Waliienberg, Goran George. 1780-1851. Prof. Upsala. Flora Lapponica, 1812: De vegetatione et climate in Helvetia, 1813: Flora Carpatorum principaliutn, 1814; Flora suecica, 1824-26.
Wall watch Mts. See Wasatch Mts.
Waihu Island. See Easter Island.
Walnwright, Jonathan Mayhew, D.D., D.C.L., 17921854. P.E. Bp. of N. Y. 1852; musical and liturgical compiler. Land of Bondage, 1852.
Wait, William, 1821-1880. Lawyer of Fulton co., N. Y, Law and Practice in Justices' Courts, 1865: Actions at Law and in Equity, 7 vols., 1877-79.
Walte, Morrison Remick, LL.D., 1816-1888. Ohio lawyer; counsel in Geneva Arbitration 1871-72; Chief-justice U! S. Supreme Court from 1874.—His father, Henry Matson.ll.d., 1787-1869, was long Judge of Conn, courts, and Chief-justice 1854.
Waits. English singers of carols at Christmas; originally watchmen with horns to mark the hours of night.
Waltz, Georo. 1813-1886. Prof. Kiel 1842, and Gottinjren 1849-75; ed. Mohumenta Qermaniw Historica. 1875. Deutsche Verfassungsgeschichte, 8 vols.. 1843-78; Grundzuge dei Politik, 1862.
Waltz, Theodor, 1821-1864. Prof. Marburg 1848. Psychologie, 1846-49; Anthropologic der Naturvolker, 6 vols., 1859-71.
Waiver. Voluntary giving up of a legal right. In certain cases one may waive his right to sue another for a tort, and proceed as though the defendant's obligation were imposed bj contract. See Quasi Contract.
Wake. Watch over a corpse till burial: once practiced in Scotland, and still common among the Irish; not seldom attended with drunkenness and disorder. Candles were usually placed at the head and foot of the coffin, and spirits and food provided for the watchers. It is probably a survival from heathen times, and in its original sense a vigil. In early days in England a vigil used to be observed on the eve of the anniversary of the consecration of a church, or of the birthday of the saint to whom it was dedicated, the morrow being a holiday. These holidays came at last to be fairs and scenes of merry-making; so wake came to signify any festive gathering.
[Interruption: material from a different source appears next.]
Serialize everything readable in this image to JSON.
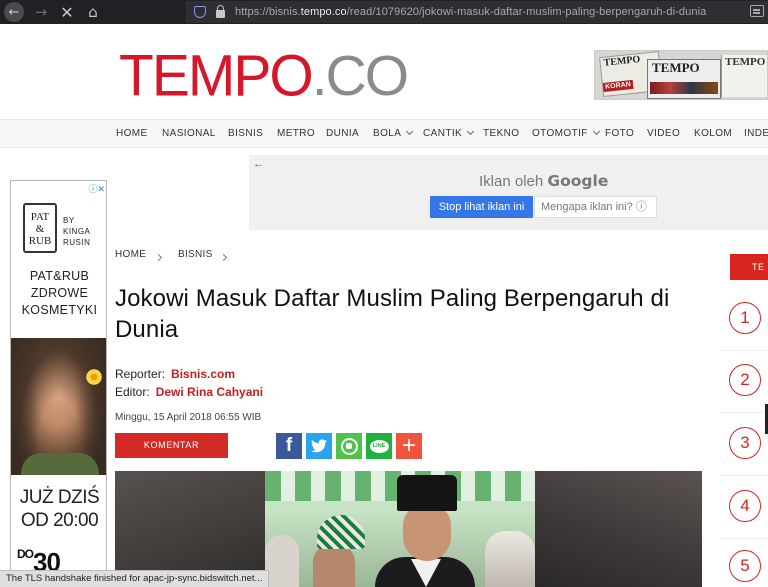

Wake, William, D.D., 1657-1737. Bp. of Lincoln 1705. Abp. of Canterbury 1716. His tr. Epistles of Apostolic Fathers, 1693. is still valued.
Wakefield. Town of Yorkshire, on the Cnlder, 9 tu. s.s.e. of Leeds. Here the Duke of York was defeated and slain with 3.000 men by Queen Margaret's army, Dec. 31,1640. Manufactures still important, although the cloth trade has declined. Pop., 1891, 37.269.
Wakefield, Edward Gibbon, 1796-1862. English student of colonial questions, prominent in the organization of New Zealand.
Wakefield, Gilbert, 1756-1801. English controversialist, attacking with equal zeal Bp. Horsley, Paine, and Wilberforce; ed. Horace, Virgil, and Lucretius; imprisoned 1798-1801. Tr. JV. r., 1791; Silva Critica, 1789-95; Memoirs, 1792.
Wakc-Robln. Several showy-flowered herbs of the genus Trillium, natural family Liliacea, natives of N. America.
Waklcy, Thomas, 1795-1862. English medical reformer;